Stored data >>
>>>
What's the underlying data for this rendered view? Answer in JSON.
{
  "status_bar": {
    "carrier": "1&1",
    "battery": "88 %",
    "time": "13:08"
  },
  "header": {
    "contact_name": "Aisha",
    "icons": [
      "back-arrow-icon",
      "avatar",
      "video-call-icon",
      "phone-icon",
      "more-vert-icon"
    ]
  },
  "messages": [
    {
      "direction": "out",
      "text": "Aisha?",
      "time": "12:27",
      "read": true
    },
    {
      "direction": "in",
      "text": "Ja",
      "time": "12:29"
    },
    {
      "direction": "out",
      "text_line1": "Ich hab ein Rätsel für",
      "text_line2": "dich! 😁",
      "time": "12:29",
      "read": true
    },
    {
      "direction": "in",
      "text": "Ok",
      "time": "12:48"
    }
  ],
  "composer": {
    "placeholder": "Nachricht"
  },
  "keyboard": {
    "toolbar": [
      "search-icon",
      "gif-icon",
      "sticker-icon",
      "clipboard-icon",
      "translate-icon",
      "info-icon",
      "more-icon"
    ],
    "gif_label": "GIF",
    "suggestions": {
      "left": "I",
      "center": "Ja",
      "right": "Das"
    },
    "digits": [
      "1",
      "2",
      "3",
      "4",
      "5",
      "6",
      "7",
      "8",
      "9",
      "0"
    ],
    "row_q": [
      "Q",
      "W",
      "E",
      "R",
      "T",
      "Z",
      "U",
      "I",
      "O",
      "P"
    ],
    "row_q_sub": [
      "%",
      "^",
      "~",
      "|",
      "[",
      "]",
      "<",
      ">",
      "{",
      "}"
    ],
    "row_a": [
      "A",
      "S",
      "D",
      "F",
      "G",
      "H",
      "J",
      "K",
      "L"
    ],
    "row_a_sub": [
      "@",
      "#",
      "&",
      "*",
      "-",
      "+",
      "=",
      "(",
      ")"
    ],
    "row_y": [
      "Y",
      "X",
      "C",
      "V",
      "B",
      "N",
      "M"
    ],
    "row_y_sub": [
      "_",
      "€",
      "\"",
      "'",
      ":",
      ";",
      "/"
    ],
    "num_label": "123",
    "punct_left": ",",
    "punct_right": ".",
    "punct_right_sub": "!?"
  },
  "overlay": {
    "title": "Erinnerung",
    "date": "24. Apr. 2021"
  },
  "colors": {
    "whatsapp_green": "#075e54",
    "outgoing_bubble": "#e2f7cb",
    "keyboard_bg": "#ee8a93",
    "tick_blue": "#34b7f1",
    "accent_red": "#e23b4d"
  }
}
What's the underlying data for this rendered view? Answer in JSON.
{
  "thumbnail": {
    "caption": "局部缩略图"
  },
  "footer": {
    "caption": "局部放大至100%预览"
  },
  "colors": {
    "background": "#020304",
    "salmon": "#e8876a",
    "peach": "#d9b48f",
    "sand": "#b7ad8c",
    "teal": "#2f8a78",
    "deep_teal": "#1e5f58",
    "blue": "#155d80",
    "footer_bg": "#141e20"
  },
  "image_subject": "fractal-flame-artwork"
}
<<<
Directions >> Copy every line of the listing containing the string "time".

Finished task >>
    "time": "13:08"
      "time": "12:27",
      "time": "12:29"
      "time": "12:29",
      "time": "12:48"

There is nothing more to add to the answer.